08 July, 2011
Which Vegetables & Fruits Contain Vitamin D?
Fruits and vegetables, unfortunately, are not a good source of vitamin D. According to the U.S. Department of Agriculture, mushrooms are the only type of produce that naturally contains the nutrient. Orange juice can serve as a source, but only if it is a brand that has been fortified with vitamin D. For foods rich in vitamin D, choose fatty fish, such as mackerel or salmon, and vitamin-fortified products, such as breakfast cereal or milk.
Maitake mushrooms have a higher concentration of vitamin D per serving than any other type of mushroom. Each 1-cup serving of diced, raw maitake mushrooms contains 786 international units of vitamin D, which is more than 100 percent of the 600 IU daily intake recommended for healthy adult men and women. Maitake mushrooms -- sometimes nicknamed the king of mushrooms or the hen of the woods -- are harvested off of trees in North America and Japan. "Bon Appetit" magazine recommends grilling the mushrooms with a drizzle of olive oil, salt and pepper.
When raw mushrooms are exposed to ultraviolet light during processing, their vitamin D concentration increases significantly. A cup of grilled, unexposed portabellas contains only 17 IU, while grilled portabellas that had been exposed to UV light have 634 IU per cup, making them a better source of the nutrient than a 3-ounce serving of canned salmon. The large, flat caps of portabella mushrooms have a meat-like texture and flavor when they're cooked, making them a good low-fat red meat substitute in burgers, stir-fries, stews and pasta dishes. Portabella mushrooms are sturdy and can be roasted or broiled, as well as grilled.
Morel mushrooms contain 136 IU of vitamin D in each 1-cup serving. For adults, this supplies nearly 23 percent of a day's required intake. Morels are wild mushrooms available dried year-round and fresh during the early spring, though they should never be eaten uncooked because they may cause digestive problems. Avoid harvesting your own wild morel mushrooms unless you've been trained to recognize poisonous varieties. The Kitchn says that morel mushrooms are good additions to pasta, risotto or pan sauces. Try them sauteed with asparagus in olive oil.

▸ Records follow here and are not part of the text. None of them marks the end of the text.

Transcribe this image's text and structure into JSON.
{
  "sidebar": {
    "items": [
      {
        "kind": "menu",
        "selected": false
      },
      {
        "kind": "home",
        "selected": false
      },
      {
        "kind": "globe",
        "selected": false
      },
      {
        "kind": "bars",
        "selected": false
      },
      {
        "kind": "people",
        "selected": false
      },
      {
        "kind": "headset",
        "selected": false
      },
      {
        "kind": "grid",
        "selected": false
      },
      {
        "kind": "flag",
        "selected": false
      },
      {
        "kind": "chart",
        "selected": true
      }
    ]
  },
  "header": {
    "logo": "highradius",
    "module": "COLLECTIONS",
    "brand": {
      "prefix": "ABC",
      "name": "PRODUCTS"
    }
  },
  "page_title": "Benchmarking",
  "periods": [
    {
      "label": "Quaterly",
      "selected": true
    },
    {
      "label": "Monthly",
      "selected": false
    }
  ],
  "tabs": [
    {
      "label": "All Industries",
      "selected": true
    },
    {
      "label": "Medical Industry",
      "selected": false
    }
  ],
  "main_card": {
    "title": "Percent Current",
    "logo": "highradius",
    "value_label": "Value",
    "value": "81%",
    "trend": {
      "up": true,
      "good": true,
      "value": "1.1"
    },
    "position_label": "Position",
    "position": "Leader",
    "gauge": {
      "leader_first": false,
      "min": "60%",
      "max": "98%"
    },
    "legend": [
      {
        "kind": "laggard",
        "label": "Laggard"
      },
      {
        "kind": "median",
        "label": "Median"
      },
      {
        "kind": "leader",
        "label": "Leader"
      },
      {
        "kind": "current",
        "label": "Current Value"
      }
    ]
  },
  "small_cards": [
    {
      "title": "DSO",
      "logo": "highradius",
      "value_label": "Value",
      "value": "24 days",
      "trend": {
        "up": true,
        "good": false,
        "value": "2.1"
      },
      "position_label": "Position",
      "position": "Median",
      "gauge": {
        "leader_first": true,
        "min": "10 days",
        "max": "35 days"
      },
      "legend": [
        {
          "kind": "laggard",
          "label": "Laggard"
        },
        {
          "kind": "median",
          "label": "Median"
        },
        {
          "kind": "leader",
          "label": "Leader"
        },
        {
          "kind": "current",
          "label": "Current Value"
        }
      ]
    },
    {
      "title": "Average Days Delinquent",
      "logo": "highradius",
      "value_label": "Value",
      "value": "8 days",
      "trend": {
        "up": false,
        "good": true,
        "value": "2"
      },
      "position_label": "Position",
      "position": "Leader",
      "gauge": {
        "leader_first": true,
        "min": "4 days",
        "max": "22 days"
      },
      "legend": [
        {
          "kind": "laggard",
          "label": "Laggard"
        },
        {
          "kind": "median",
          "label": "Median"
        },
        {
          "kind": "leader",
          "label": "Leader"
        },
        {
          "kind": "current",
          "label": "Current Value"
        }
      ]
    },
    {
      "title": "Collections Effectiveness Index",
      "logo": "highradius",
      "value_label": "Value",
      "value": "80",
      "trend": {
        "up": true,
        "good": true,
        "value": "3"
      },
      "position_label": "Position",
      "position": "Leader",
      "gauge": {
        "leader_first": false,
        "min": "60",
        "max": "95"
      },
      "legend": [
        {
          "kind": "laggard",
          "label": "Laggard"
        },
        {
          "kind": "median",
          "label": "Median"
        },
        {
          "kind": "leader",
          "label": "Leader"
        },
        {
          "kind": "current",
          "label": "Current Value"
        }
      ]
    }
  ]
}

Chanterelle mushrooms are bright yellow and grow wild in North America. Each cup of the mushrooms provides 114 IU of vitamin D, or 19 percent of the daily requirement for an adult. Chanterelles have a mild, fruity flavor that is a good choice for light soups, egg dishes or white sauces. Thee Mycological Society of San Francisco recommends sauteeing chanterelle mushrooms with lean roasted meats, such as veal, pork loin or chicken breasts. You can also bake the mushrooms in chicken broth and serve the mixture over cooked brown rice.
- USDA National Nutrient Database for Standard Reference: Nutrients - Vitamin D (IU)
- Linus Pauling Institute: Vitamin D
- The Kitchn: Ingredient Spotlight - Maitake Mushroom
- Bon Appetit: How to Grill Maitake Mushrooms, a.k.a. Hen of the Woods
- Recipetips.com: All About Mushrooms
- The Kitchn: Ingredient Spotlight - Morel Mushrooms
- Mycological Society of San Francisco: Chanterelle
- USDA Beltsville Human Nutrition Research Center: Vitamin D in Mushrooms
- USDA National Nutrient Database for Standard Reference: Basic Report - 11243, Mushrooms, Portabella, Grilled
- Tiramisu Art Studio/iStock/Getty Images